[Stored records]
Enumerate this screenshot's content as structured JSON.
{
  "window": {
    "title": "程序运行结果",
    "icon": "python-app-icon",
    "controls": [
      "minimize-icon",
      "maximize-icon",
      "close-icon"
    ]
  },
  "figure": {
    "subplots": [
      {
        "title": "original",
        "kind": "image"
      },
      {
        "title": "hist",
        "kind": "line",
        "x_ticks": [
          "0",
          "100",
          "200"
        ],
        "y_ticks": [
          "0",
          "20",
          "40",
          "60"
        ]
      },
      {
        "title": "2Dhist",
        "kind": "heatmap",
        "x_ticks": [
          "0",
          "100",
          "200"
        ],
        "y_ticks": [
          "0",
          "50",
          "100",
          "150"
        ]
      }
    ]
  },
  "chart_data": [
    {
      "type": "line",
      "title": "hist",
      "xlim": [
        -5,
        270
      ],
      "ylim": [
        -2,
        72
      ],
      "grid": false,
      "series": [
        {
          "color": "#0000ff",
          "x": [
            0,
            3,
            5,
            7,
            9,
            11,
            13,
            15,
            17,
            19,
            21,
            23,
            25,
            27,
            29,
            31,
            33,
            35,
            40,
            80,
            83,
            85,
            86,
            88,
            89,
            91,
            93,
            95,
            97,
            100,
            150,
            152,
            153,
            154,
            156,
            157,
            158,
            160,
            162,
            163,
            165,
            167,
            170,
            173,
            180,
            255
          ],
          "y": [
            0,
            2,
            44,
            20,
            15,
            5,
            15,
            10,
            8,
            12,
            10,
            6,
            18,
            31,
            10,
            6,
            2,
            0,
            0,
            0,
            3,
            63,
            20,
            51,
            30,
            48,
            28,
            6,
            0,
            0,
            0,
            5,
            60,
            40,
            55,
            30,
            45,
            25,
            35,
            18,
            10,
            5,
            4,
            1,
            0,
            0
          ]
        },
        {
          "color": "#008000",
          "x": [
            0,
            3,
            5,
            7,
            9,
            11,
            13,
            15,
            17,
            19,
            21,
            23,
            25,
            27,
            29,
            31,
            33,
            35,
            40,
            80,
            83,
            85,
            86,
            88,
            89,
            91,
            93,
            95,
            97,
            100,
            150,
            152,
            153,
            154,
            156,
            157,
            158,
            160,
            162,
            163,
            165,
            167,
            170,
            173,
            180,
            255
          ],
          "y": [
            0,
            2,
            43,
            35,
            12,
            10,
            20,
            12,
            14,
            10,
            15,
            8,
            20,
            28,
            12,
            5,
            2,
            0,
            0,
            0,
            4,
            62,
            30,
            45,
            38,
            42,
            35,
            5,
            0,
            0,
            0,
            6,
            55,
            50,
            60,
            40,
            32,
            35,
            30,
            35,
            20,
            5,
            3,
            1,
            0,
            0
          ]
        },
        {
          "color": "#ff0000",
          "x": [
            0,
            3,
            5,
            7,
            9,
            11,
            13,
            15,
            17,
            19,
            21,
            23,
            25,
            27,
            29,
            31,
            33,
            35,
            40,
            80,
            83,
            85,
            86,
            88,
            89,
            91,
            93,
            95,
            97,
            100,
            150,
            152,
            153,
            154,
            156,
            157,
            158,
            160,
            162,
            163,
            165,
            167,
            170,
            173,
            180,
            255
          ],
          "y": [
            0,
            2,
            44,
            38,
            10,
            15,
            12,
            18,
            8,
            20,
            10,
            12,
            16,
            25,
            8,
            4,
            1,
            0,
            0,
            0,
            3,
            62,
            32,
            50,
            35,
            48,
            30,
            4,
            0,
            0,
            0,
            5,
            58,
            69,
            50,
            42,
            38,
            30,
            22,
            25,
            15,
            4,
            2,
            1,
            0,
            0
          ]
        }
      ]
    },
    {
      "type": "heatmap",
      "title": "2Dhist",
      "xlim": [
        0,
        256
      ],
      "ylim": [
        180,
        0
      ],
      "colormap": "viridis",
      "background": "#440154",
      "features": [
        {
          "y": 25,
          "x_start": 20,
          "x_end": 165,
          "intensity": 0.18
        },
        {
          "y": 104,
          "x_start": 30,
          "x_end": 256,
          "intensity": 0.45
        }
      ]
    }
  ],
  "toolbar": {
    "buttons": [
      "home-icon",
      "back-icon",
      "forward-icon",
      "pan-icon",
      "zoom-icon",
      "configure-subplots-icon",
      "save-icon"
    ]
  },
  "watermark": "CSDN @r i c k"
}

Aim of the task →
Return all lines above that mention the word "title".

Answer to the exercise →
    "title": "程序运行结果",
        "title": "original",
        "title": "hist",
        "title": "2Dhist",
      "title": "hist",
      "title": "2Dhist",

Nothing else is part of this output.